Then $$\dfrac{\mathrm d w}{\mathrm d t}=0$$ , $$\dfrac{\mathrm d x}{\mathrm d t}=1$$ , $$\dfrac{\mathrm d y}{\mathrm d t}=\dfrac{\mathrm dy}{\mathrm d x}$$ , and so so:$$0=F_x\cdot 1+F_y\cdot\dfrac{\mathrm d y}{\mathrm d x}$$

Why can we assume both that $$\mathrm dw/\mathrm dx=0$$ and that $$F_x=∂w/∂x$$, when $$F_x$$ is not zero in general?

We do not assume $$\mathrm dw/\mathrm dx=0$$, rather it is true because $$w$$ is established as a constant function ($$w=0$$).

However, $$w$$ is also a function in two variables, one which is $$x$$ and the other $$y$$.   $$w=F(x,y)$$.   Therefore, when the partial derivative with respect to the first argument is not zero, then $$y$$ must be related to $$x$$ in some manner to make make $$w$$ a constant function, and that relation makes $$\dfrac{\mathrm d y}{\mathrm d x}=-~\dfrac{F_x(x,y)}{F_y(x,y)}$$

Alternatively: Let $$\partial_n F(\cdots)$$ be the partial derivative with respect to the $$n^{\rm th}$$ argument of the function $$F$$.

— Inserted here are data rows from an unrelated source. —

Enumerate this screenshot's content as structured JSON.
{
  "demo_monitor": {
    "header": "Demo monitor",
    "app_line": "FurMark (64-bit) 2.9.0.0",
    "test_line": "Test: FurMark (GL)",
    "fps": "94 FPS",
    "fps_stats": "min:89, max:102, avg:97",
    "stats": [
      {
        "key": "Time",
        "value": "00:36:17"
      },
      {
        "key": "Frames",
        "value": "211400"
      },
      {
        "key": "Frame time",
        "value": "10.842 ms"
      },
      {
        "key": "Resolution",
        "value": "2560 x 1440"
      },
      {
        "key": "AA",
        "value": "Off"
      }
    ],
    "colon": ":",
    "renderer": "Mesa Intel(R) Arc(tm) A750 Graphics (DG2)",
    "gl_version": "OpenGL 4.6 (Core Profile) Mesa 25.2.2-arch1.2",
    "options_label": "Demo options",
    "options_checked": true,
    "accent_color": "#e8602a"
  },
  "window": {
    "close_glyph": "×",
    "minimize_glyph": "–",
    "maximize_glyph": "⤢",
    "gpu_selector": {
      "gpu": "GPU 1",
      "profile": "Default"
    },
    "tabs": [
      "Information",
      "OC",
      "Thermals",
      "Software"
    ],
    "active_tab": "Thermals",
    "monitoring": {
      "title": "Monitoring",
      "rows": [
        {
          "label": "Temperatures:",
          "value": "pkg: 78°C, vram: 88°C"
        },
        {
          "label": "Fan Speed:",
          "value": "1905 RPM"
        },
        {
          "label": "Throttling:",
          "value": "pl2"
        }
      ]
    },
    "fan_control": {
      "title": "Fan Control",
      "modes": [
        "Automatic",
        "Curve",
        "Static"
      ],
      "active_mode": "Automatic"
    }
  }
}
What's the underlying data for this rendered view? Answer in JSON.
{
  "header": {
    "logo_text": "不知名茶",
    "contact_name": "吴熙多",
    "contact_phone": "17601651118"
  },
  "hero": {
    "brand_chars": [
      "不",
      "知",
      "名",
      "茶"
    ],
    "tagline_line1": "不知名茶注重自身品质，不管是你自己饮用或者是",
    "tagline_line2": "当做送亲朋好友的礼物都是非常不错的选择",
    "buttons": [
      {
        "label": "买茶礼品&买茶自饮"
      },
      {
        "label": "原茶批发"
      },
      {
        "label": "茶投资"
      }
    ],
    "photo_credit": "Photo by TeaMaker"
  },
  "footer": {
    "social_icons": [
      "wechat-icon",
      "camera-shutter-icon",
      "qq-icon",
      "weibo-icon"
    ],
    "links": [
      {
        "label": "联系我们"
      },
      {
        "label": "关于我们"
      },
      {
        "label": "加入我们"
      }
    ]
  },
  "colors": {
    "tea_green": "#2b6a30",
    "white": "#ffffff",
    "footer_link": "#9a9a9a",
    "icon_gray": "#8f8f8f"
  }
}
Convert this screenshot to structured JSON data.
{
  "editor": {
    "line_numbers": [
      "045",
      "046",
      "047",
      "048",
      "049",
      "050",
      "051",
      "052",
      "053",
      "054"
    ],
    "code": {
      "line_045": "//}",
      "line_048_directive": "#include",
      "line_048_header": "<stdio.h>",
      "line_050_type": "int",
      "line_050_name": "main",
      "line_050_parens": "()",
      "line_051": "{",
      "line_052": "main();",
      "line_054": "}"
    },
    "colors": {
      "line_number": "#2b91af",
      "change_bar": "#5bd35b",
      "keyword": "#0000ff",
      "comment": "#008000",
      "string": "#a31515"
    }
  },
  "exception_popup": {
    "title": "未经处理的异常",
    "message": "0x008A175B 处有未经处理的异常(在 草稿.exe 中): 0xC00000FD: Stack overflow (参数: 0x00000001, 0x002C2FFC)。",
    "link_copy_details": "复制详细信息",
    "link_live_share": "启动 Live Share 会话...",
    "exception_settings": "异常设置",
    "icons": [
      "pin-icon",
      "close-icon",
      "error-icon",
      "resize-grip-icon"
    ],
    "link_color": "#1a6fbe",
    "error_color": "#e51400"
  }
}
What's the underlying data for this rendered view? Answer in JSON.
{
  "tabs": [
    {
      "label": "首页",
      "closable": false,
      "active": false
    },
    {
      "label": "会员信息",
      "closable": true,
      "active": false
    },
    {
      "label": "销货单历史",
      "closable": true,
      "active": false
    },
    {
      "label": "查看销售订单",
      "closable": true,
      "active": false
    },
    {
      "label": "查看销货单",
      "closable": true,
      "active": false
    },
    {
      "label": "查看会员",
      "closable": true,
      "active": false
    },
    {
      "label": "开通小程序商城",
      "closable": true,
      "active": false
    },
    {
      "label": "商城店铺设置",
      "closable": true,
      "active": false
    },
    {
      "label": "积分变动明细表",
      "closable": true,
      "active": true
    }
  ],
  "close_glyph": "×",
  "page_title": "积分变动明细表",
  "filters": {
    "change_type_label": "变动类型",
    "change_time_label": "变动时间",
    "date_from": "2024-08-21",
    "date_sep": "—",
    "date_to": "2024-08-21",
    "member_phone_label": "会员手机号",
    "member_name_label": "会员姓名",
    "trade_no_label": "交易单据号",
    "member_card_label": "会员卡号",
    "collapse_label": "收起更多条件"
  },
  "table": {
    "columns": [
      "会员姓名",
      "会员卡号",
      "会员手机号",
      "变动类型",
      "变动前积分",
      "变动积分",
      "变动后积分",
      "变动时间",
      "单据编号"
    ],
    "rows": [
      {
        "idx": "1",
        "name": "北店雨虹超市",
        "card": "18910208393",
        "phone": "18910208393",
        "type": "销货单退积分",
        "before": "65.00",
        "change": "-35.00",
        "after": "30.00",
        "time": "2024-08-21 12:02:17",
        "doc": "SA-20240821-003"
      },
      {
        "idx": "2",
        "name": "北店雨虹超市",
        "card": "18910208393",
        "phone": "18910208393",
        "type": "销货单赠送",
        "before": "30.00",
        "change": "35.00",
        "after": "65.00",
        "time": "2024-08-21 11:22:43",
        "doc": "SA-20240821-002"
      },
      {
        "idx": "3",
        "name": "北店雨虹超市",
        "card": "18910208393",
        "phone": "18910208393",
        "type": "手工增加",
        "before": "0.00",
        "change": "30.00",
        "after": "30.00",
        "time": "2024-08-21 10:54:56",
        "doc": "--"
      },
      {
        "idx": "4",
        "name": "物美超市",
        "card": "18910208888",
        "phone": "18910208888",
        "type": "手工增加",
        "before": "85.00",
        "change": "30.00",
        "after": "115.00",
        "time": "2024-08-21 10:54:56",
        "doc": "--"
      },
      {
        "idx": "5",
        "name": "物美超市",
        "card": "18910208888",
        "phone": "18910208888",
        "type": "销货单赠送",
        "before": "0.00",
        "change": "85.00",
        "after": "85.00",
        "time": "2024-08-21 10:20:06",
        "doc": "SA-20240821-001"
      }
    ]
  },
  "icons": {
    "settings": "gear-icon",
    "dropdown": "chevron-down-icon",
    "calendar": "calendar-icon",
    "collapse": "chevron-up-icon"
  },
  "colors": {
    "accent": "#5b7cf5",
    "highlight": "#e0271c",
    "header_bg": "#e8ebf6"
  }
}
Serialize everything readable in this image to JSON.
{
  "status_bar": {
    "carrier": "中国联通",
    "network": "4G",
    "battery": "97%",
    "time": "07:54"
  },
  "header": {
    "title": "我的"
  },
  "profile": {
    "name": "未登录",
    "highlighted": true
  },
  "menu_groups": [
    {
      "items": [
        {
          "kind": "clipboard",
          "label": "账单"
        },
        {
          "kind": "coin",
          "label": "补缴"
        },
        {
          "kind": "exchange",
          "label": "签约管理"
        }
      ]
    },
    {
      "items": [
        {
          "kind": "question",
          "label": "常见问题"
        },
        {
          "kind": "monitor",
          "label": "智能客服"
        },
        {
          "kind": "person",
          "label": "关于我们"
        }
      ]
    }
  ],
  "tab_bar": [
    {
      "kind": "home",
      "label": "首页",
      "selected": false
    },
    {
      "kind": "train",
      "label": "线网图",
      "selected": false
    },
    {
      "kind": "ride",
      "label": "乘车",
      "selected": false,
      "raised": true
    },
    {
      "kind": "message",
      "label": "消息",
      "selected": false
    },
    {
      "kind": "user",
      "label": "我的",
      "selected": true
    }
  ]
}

Let $$F(x,h(x))=0$$ , so by the chain rule:

\begin{align}\dfrac{\mathrm d ~~}{\mathrm d x}F(x,h(x))&= \dfrac{\mathrm d x}{\mathrm dx}~\partial_1F(x,h(x))+\dfrac{\mathrm d h(x)}{\mathrm d x}~\partial_2F(x,h(x))\\[2ex]\therefore\qquad\dfrac{\mathrm d h(x)}{\mathrm d x}&=-\,\dfrac{\partial_1 F(x,h(x))}{\partial_2 F(x,h(x))}\end{align}

So let $$y=h(x)$$ ...